TASK BRIEF:
Could you copy every record below exactly as it is written?

RECORDS FOR THIS TASK:
▬▬▬▬▬▬▬▬▬▬
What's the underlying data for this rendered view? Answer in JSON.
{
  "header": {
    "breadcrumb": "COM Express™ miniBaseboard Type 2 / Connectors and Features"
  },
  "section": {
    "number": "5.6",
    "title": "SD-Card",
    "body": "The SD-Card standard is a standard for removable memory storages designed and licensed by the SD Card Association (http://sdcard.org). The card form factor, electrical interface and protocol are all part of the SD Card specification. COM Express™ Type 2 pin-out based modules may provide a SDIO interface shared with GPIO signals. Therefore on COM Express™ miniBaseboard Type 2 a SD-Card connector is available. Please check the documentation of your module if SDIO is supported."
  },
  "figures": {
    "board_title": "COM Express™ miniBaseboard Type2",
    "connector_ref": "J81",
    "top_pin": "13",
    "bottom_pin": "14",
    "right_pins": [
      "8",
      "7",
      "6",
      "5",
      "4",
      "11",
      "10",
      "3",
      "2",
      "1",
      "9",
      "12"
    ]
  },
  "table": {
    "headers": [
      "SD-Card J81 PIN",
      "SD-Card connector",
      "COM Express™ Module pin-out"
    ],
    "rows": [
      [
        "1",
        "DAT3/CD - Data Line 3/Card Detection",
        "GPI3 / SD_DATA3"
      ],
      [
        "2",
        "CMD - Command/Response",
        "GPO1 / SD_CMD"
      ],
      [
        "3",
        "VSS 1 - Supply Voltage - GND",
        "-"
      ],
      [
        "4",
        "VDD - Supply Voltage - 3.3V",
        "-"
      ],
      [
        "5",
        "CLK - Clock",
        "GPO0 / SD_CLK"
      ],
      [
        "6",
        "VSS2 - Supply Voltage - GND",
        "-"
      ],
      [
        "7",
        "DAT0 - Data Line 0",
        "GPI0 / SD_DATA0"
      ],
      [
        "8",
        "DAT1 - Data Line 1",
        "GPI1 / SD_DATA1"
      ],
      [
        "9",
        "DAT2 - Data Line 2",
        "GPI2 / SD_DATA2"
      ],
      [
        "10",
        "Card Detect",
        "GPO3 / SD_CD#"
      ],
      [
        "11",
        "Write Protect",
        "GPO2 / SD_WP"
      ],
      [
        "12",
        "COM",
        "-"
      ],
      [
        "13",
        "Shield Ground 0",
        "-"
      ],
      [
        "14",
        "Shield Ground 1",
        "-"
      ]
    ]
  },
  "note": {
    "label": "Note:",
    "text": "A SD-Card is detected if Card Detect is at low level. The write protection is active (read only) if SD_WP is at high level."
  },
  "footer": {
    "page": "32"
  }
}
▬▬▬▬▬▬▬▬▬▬
SOLUTION FOR THIS EXERCISE:
What's the underlying data for this rendered view? Answer in JSON.
{
  "header": {
    "breadcrumb": "COM Express™ miniBaseboard Type 2 / Connectors and Features"
  },
  "section": {
    "number": "5.6",
    "title": "SD-Card",
    "body": "The SD-Card standard is a standard for removable memory storages designed and licensed by the SD Card Association (http://sdcard.org). The card form factor, electrical interface and protocol are all part of the SD Card specification. COM Express™ Type 2 pin-out based modules may provide a SDIO interface shared with GPIO signals. Therefore on COM Express™ miniBaseboard Type 2 a SD-Card connector is available. Please check the documentation of your module if SDIO is supported."
  },
  "figures": {
    "board_title": "COM Express™ miniBaseboard Type2",
    "connector_ref": "J81",
    "top_pin": "13",
    "bottom_pin": "14",
    "right_pins": [
      "8",
      "7",
      "6",
      "5",
      "4",
      "11",
      "10",
      "3",
      "2",
      "1",
      "9",
      "12"
    ]
  },
  "table": {
    "headers": [
      "SD-Card J81 PIN",
      "SD-Card connector",
      "COM Express™ Module pin-out"
    ],
    "rows": [
      [
        "1",
        "DAT3/CD - Data Line 3/Card Detection",
        "GPI3 / SD_DATA3"
      ],
      [
        "2",
        "CMD - Command/Response",
        "GPO1 / SD_CMD"
      ],
      [
        "3",
        "VSS 1 - Supply Voltage - GND",
        "-"
      ],
      [
        "4",
        "VDD - Supply Voltage - 3.3V",
        "-"
      ],
      [
        "5",
        "CLK - Clock",
        "GPO0 / SD_CLK"
      ],
      [
        "6",
        "VSS2 - Supply Voltage - GND",
        "-"
      ],
      [
        "7",
        "DAT0 - Data Line 0",
        "GPI0 / SD_DATA0"
      ],
      [
        "8",
        "DAT1 - Data Line 1",
        "GPI1 / SD_DATA1"
      ],
      [
        "9",
        "DAT2 - Data Line 2",
        "GPI2 / SD_DATA2"
      ],
      [
        "10",
        "Card Detect",
        "GPO3 / SD_CD#"
      ],
      [
        "11",
        "Write Protect",
        "GPO2 / SD_WP"
      ],
      [
        "12",
        "COM",
        "-"
      ],
      [
        "13",
        "Shield Ground 0",
        "-"
      ],
      [
        "14",
        "Shield Ground 1",
        "-"
      ]
    ]
  },
  "note": {
    "label": "Note:",
    "text": "A SD-Card is detected if Card Detect is at low level. The write protection is active (read only) if SD_WP is at high level."
  },
  "footer": {
    "page": "32"
  }
}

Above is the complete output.